“On the night of June 28, General Early with a division of 9,000 Confederate troops leading the advance of Lee’s army encamped in Paradise Township. He moved eastward through Weiglestown and when he arrived at that place detached Colonel French with 200 cavalrymen to pass through Manchester and Mt. Wolf to York Haven, there they were ordered to burn the railroad bridges. This was the first and only time that the inhabitants of Manchester saw the Confederate troops during the invasion into Pennsylvania. Their unexpected arrival caused a flurry of excitement. Some people ran to the cellars, others to the garrets and watched the troopers as they rode by. The soldiers halted in town, went into stores and took such shoes as they could find. These they paid for in Confederate notes. They proceeded to Mt. Wolf, where they also ransacked the store of George H. Wolf. Before leaving this village, telegraph poles were cut down. There was a battalion of the 20th Pennsylvania Emergency Regiment guarding the bridges at York Haven. When the Union troops heard of the approach of the enemy they crossed the Susquehanna on flatboats to Bainbridge. The Confederates arrived at York Haven early in the afternoon and immediately burned the two railroad bridges over the Conewago at this place, setting them or fire with coal oil. Their mission had then been completed and as there were no Federal troops in sight, except on the opposite side of the river, which could not be forded. Colonel French and his men returned through Mt. Wolf and Manchester and proceeded down the turnpike, joining Early’s command at York the same afternoon.”
Back in 1886, chronicler John Gibson had used some of Prowell’s earlier work in his own History of York County (Chicago: F. A. Battey Publishing Co., 1886).

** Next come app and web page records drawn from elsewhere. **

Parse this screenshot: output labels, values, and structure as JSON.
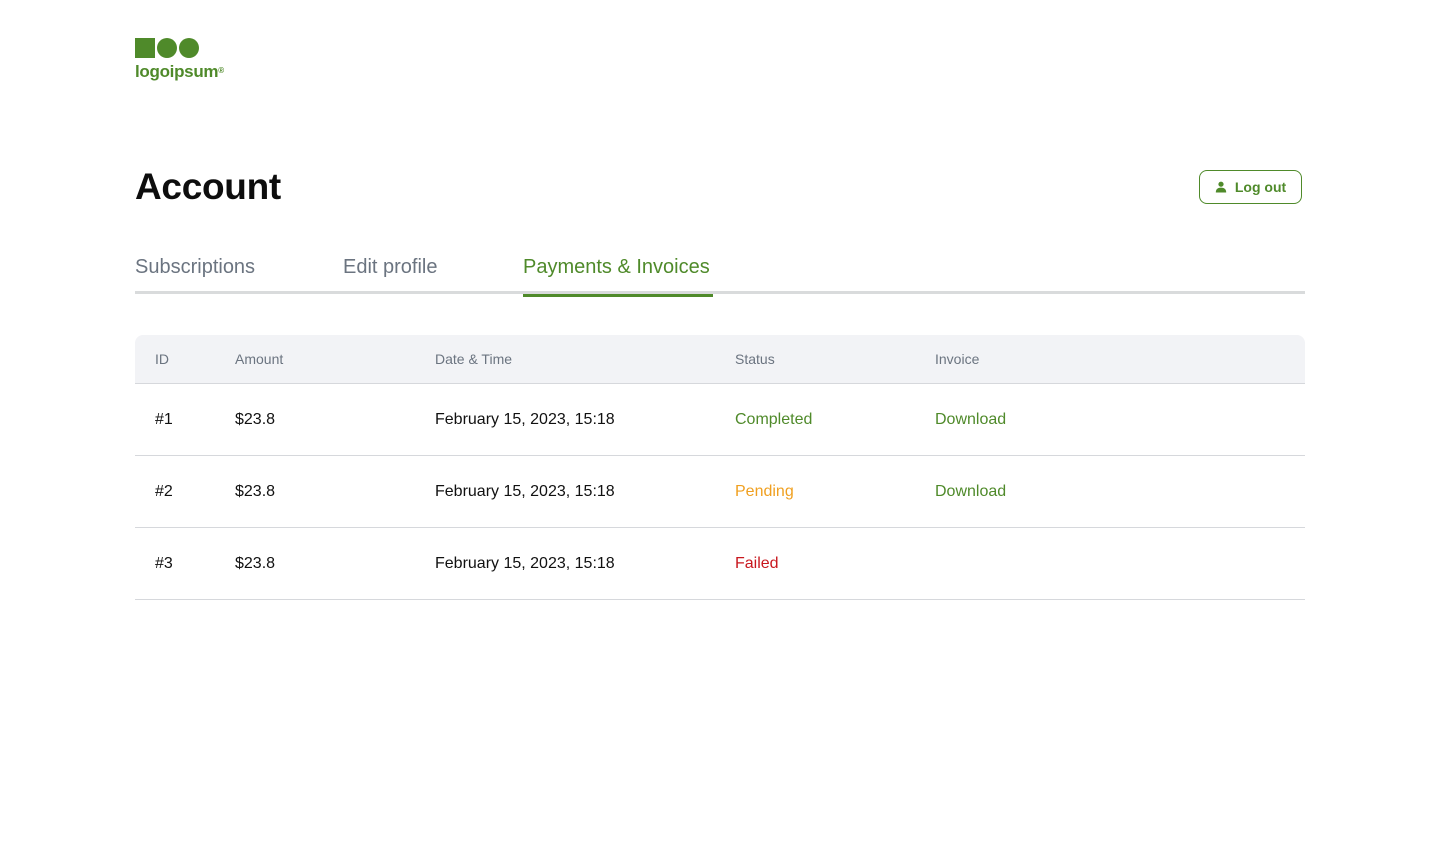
{
  "brand": {
    "logo_text": "logoipsum",
    "logo_mark": "®",
    "accent_color": "#4f8a2a"
  },
  "header": {
    "title": "Account",
    "logout_label": "Log out",
    "logout_icon": "user-icon"
  },
  "tabs": [
    {
      "label": "Subscriptions",
      "active": false
    },
    {
      "label": "Edit profile",
      "active": false
    },
    {
      "label": "Payments & Invoices",
      "active": true
    }
  ],
  "table": {
    "columns": {
      "id": "ID",
      "amount": "Amount",
      "date": "Date & Time",
      "status": "Status",
      "invoice": "Invoice"
    },
    "rows": [
      {
        "id": "#1",
        "amount": "$23.8",
        "date": "February 15, 2023, 15:18",
        "status": "Completed",
        "status_color": "#4f8a2a",
        "invoice": "Download"
      },
      {
        "id": "#2",
        "amount": "$23.8",
        "date": "February 15, 2023, 15:18",
        "status": "Pending",
        "status_color": "#f0a020",
        "invoice": "Download"
      },
      {
        "id": "#3",
        "amount": "$23.8",
        "date": "February 15, 2023, 15:18",
        "status": "Failed",
        "status_color": "#c8171e",
        "invoice": ""
      }
    ]
  }
}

“On the 28th of June, 1863, Gen. Early, while advancing on York, and when at Weiglestown, sent Col. French, with a detachment on the Seventeenth Virginia Cavalry, across Manchester Township, to the mouth of the Conewago, to burn the railroad bridges there. They halted, for a time, at Liverpool and Mount Wolf. They took from the stores, boots, shoes, hats, and some other clothing, paid for them in Confederate currency, which they proudly affirmed would soon be “better than your greenbacks, as we are now on our way to Harrisburg, Philadelphia, and New York, and the war will soon be over.” They cut down the telegraph poles, destroyed a number of small railroad bridges and the two large ones. They compelled Benjamin Miller, an intelligent farmer, to go with them and direct them to the bridges, which they set fire to with coal oil. In the afternoon they went to York. About 400 Union soldiers had been encamped on Col. Hoff’s farm, to guard these bridges, but they crossed over the Susquehanna during the early morning of the same day, fearing the approach of a large army. A few shots were fired at the last boat load by the Confederates.”